***** RECORDS FOR THE EXERCISE
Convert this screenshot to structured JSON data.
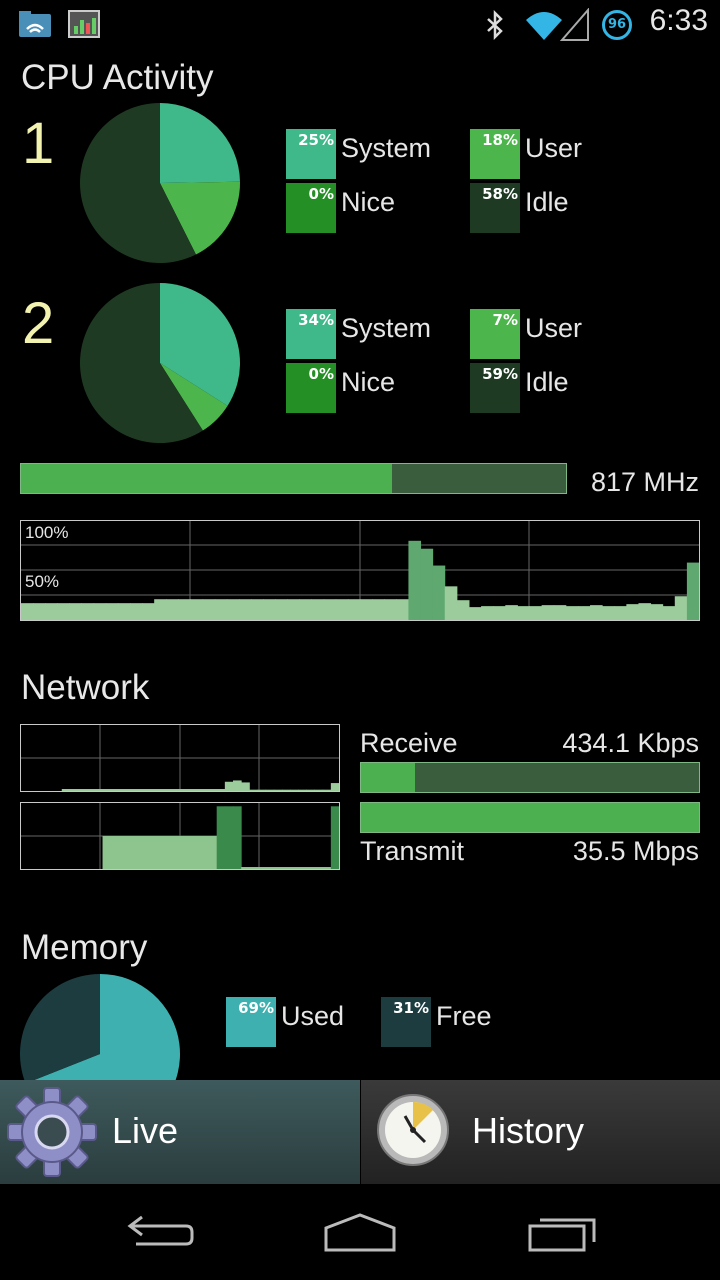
{
  "status_bar": {
    "time": "6:33",
    "badge": "96",
    "icons": [
      "wifi-manager-icon",
      "cpu-monitor-icon",
      "bluetooth-icon",
      "wifi-signal-icon",
      "cell-signal-icon"
    ]
  },
  "cpu": {
    "title": "CPU Activity",
    "cores": [
      {
        "number": "1",
        "system": {
          "label": "System",
          "pct": "25%",
          "value": 25
        },
        "user": {
          "label": "User",
          "pct": "18%",
          "value": 18
        },
        "nice": {
          "label": "Nice",
          "pct": "0%",
          "value": 0
        },
        "idle": {
          "label": "Idle",
          "pct": "58%",
          "value": 58
        }
      },
      {
        "number": "2",
        "system": {
          "label": "System",
          "pct": "34%",
          "value": 34
        },
        "user": {
          "label": "User",
          "pct": "7%",
          "value": 7
        },
        "nice": {
          "label": "Nice",
          "pct": "0%",
          "value": 0
        },
        "idle": {
          "label": "Idle",
          "pct": "59%",
          "value": 59
        }
      }
    ],
    "frequency": "817 MHz",
    "frequency_fraction": 0.68,
    "graph_labels": {
      "top": "100%",
      "mid": "50%"
    },
    "history": [
      17,
      17,
      17,
      17,
      17,
      17,
      17,
      17,
      17,
      17,
      17,
      21,
      21,
      21,
      21,
      21,
      21,
      21,
      21,
      21,
      21,
      21,
      21,
      21,
      21,
      21,
      21,
      21,
      21,
      21,
      21,
      21,
      80,
      72,
      55,
      34,
      20,
      13,
      14,
      14,
      15,
      14,
      14,
      15,
      15,
      14,
      14,
      15,
      14,
      14,
      16,
      17,
      16,
      14,
      24,
      58
    ]
  },
  "network": {
    "title": "Network",
    "receive_label": "Receive",
    "receive_value": "434.1 Kbps",
    "receive_fraction": 0.16,
    "transmit_label": "Transmit",
    "transmit_value": "35.5 Mbps",
    "transmit_fraction": 1.0,
    "receive_history": [
      0,
      0,
      0,
      0,
      0,
      3,
      3,
      3,
      3,
      3,
      3,
      3,
      3,
      3,
      3,
      3,
      3,
      3,
      3,
      3,
      3,
      3,
      3,
      3,
      3,
      14,
      16,
      13,
      2,
      2,
      2,
      2,
      2,
      2,
      2,
      2,
      2,
      2,
      12
    ],
    "transmit_history": [
      0,
      0,
      0,
      0,
      0,
      0,
      0,
      0,
      0,
      0,
      50,
      50,
      50,
      50,
      50,
      50,
      50,
      50,
      50,
      50,
      50,
      50,
      50,
      50,
      95,
      95,
      95,
      3,
      3,
      3,
      3,
      3,
      3,
      3,
      3,
      3,
      3,
      3,
      95
    ]
  },
  "memory": {
    "title": "Memory",
    "used": {
      "label": "Used",
      "pct": "69%",
      "value": 69
    },
    "free": {
      "label": "Free",
      "pct": "31%",
      "value": 31
    }
  },
  "tabs": [
    {
      "label": "Live",
      "selected": true
    },
    {
      "label": "History",
      "selected": false
    }
  ],
  "colors": {
    "system": "#3fb88a",
    "user": "#4cb64c",
    "nice": "#248f24",
    "idle": "#1f3a22",
    "mem_used": "#3fb0b0",
    "mem_free": "#1c3c40",
    "accent": "#33b5e5"
  }
}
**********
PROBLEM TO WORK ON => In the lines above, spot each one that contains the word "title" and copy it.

PROBLEM SOLUTION =>
    "title": "CPU Activity",
    "title": "Network",
    "title": "Memory",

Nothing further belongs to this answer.